Shane Gillis' SNL Return: A Blend of Humor and Discomfort

Gillis' SNL stint sparks mixed reactions, showcases talent.

by Nouman Rasool
Shane Gillis' SNL Return: A Blend of Humor and Discomfort
© Jamie McCarthy/Getty Images

In a highly anticipated episode, comedian and podcaster Shane Gillis made his return to the iconic "Saturday Night Live" stage this past weekend. However, the show presented a mix of comedic highs and lows, reflective of the inherent unpredictability of live television.

Gillis, known for his edgy and often controversial humor, seemed to have moderated his approach slightly for his SNL appearance. Despite this adjustment, his opening monologue exhibited signs of nervousness, particularly as he attempted to navigate through various comedic topics.

A personal joke about his father, a girls' basketball coach, fell notably flat with the audience. This shaky start followed a lukewarm cold open that poked fun at Donald Trump's recent victory in the South Carolina primary.

Episode's Comedic Highlights

Yet, the episode was not without its moments of brilliance. Gillis shined in a spoof advertisement for "Rock Bottom Kings," a betting platform allowing users to wager on the downward spirals of their friends' lives.

Another highlight was a mock movie trailer in which Gillis played Gordon Dwyer, a character who, instead of gaining basketball prowess, ends up with a Trump-esque hairstyle and a questionable relationship with the truth. In one memorable sketch, Gillis portrayed a game show contestant struggling to identify famous Black historical figures, showcasing his talent for cringe humor.

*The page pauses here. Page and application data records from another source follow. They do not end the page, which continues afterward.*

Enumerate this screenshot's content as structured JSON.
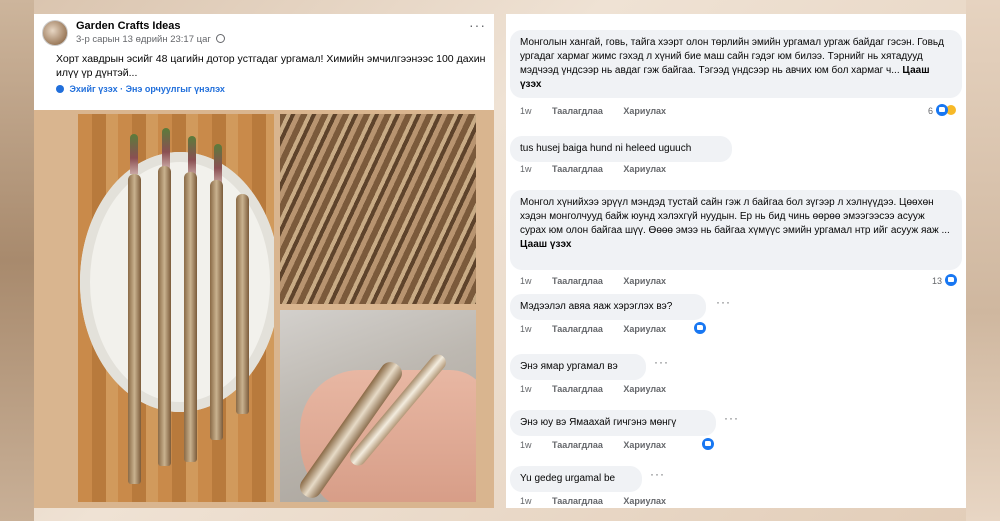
{
  "post": {
    "page_name": "Garden Crafts Ideas",
    "timestamp": "3-р сарын 13 өдрийн 23:17 цаг",
    "text": "Хорт хавдрын эсийг 48 цагийн дотор устгадаг ургамал! Химийн эмчилгээнээс 100 дахин илүү үр дүнтэй...",
    "translate_links": "Эхийг үзэх · Энэ орчуулгыг үнэлэх"
  },
  "comments": [
    {
      "text": "Монголын хангай, говь, тайга хээрт олон төрлийн эмийн ургамал ургаж байдаг гэсэн. Говьд ургадаг хармаг жимс гэхэд л хүний бие маш сайн гэдэг юм билээ. Тэрнийг нь хятадууд мэдчээд үндсээр нь авдаг гэж байгаа. Тэгээд үндсээр нь авчих юм бол хармаг ч...",
      "more": "Цааш үзэх",
      "time": "1w",
      "like": "Таалагдлаа",
      "reply": "Хариулах",
      "reactions": "6"
    },
    {
      "text": "tus husej baiga hund ni heleed uguuch",
      "time": "1w",
      "like": "Таалагдлаа",
      "reply": "Хариулах"
    },
    {
      "text": "Монгол хүнийхээ эрүүл мэндэд тустай сайн гэж л байгаа бол зүгээр л хэлнүүдээ. Цөөхөн хэдэн монголчууд байж юунд хэлэхгүй нуудын. Ер нь бид чинь өөрөө эмээгээсээ асууж сурах юм олон байгаа шүү. Өөөө эмээ нь байгаа хүмүүс эмийн ургамал нтр ийг асууж яаж ...",
      "more": "Цааш үзэх",
      "time": "1w",
      "like": "Таалагдлаа",
      "reply": "Хариулах",
      "reactions": "13"
    },
    {
      "text": "Мэдээлэл авяа яаж хэрэглэх вэ?",
      "time": "1w",
      "like": "Таалагдлаа",
      "reply": "Хариулах"
    },
    {
      "text": "Энэ ямар ургамал вэ",
      "time": "1w",
      "like": "Таалагдлаа",
      "reply": "Хариулах"
    },
    {
      "text": "Энэ юу вэ Ямаахай гичгэнэ мөнгү",
      "time": "1w",
      "like": "Таалагдлаа",
      "reply": "Хариулах"
    },
    {
      "text": "Yu gedeg urgamal be",
      "time": "1w",
      "like": "Таалагдлаа",
      "reply": "Хариулах"
    }
  ],
  "icons": {
    "like": "thumbs-up-icon",
    "haha": "laughing-face-icon",
    "more": "ellipsis-icon",
    "globe": "globe-icon"
  },
  "colors": {
    "link_blue": "#216fdb",
    "like_blue": "#1877f2",
    "bubble_bg": "#f0f2f5",
    "meta_gray": "#65676b"
  }
}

However, another sketch involving workplace dating and human resources overstayed its welcome, stretching a single joke too thin. "Saturday Night Live's" renowned "Weekend Update" segment also seemed to lack its usual spark.

The segment was brief, and co-anchor Colin Jost's attempt at edgy humor, particularly a joke about Black History Month, rivaled Gillis's in terms of discomfort. The musical guest for the night, British-American rapper 21 Savage, performed his single "redrum" under a dramatic blood-red light.

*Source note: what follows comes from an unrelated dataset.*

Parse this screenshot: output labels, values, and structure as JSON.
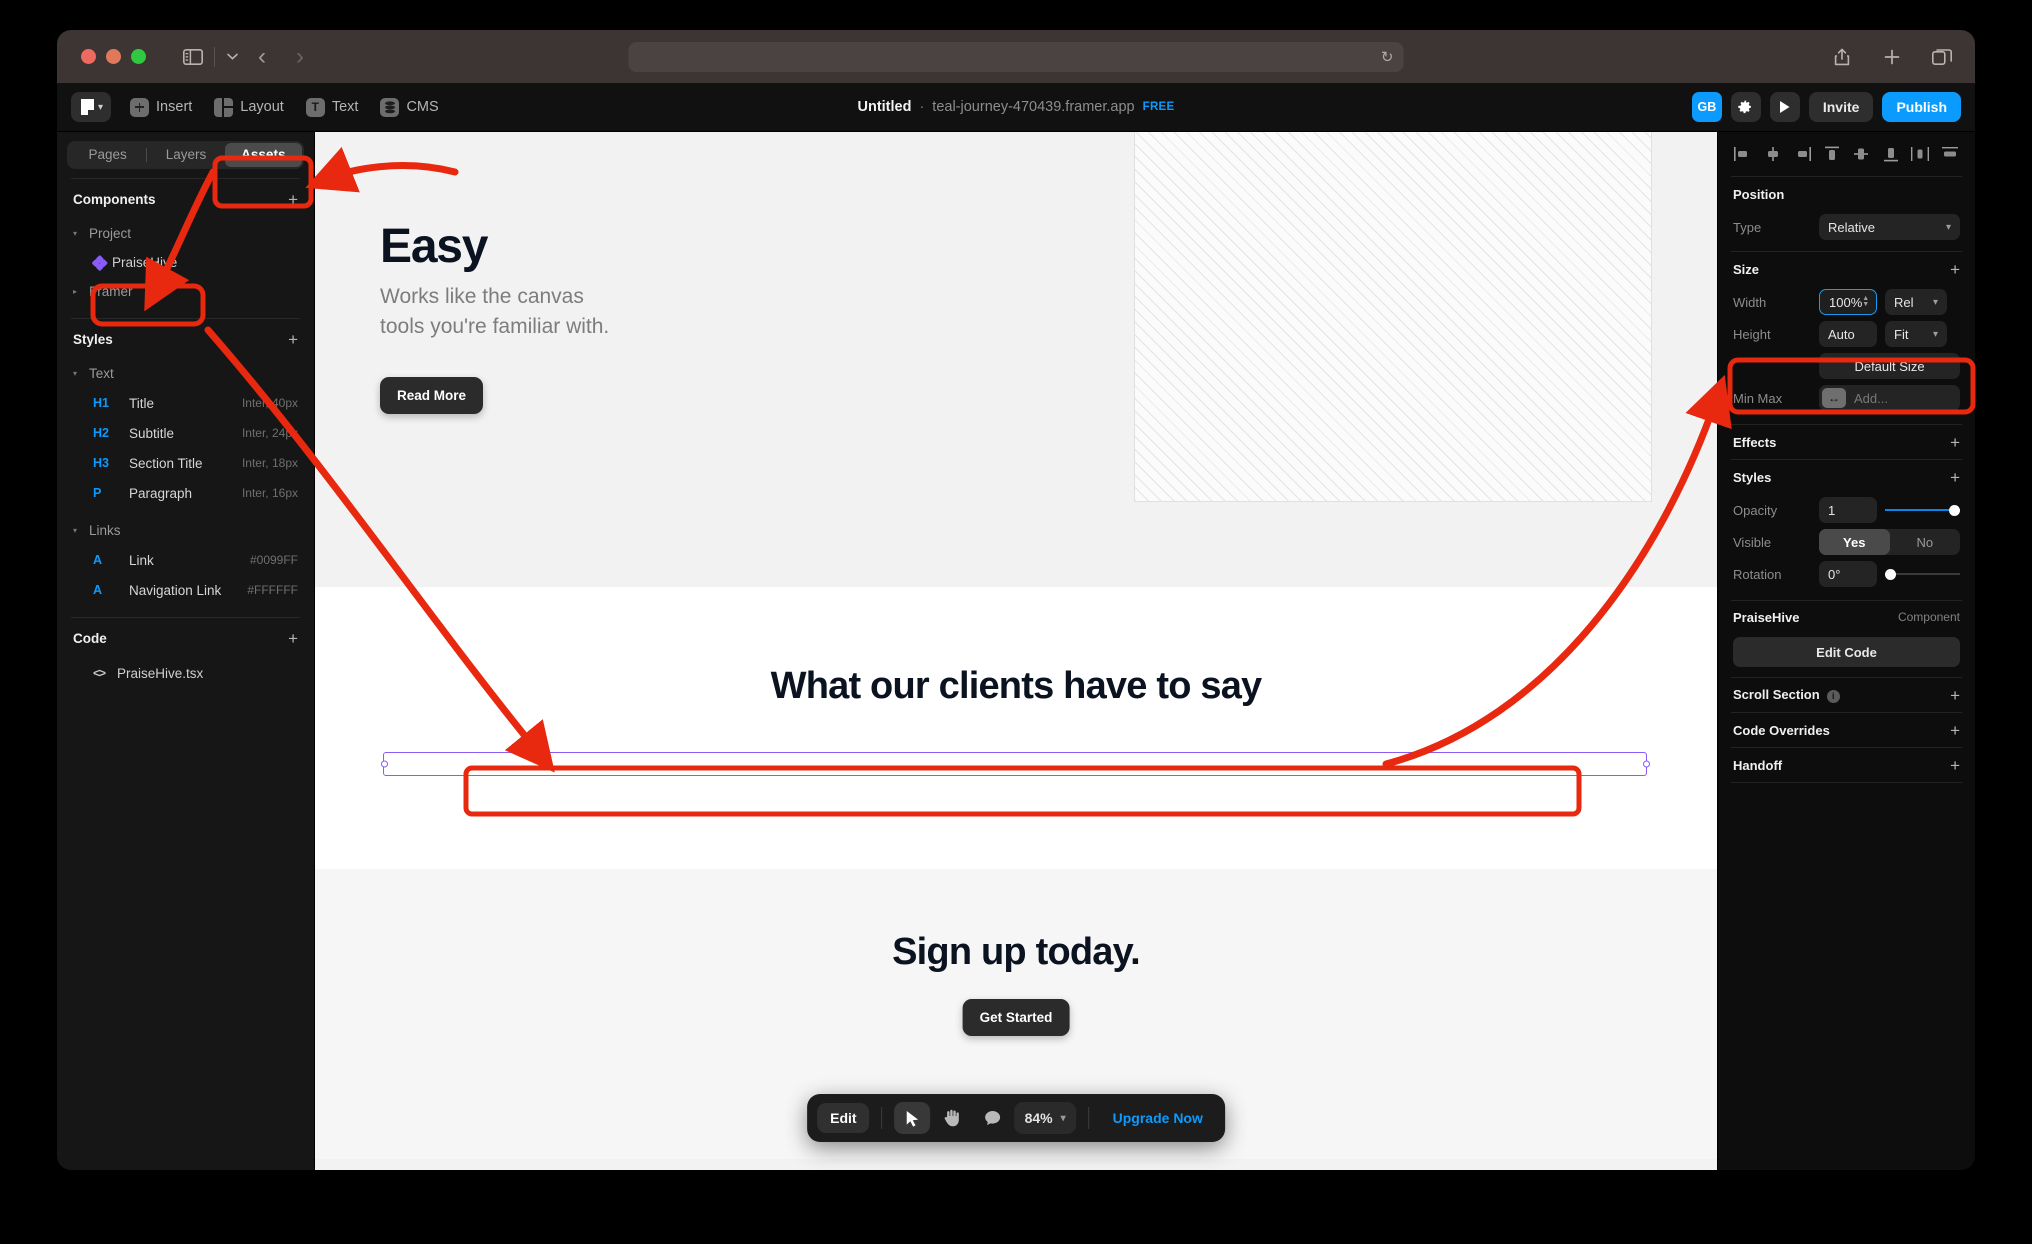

However, his performance didn't quite resonate with the studio audience as expected. Gillis's hosting gig comes five years after his controversial firing from the SNL cast in 2019, following the emergence of racist and homophobic comments he made on his podcast.

Despite this tumultuous history, his return marks a significant moment in his career and highlights the ever-evolving dynamics of comedy in popular culture. As "Saturday Night Live" continues to navigate the fine line between edgy humor and cultural sensitivity, episodes like this serve as a testament to the show's enduring relevance and its willingness to embrace diverse comedic voices.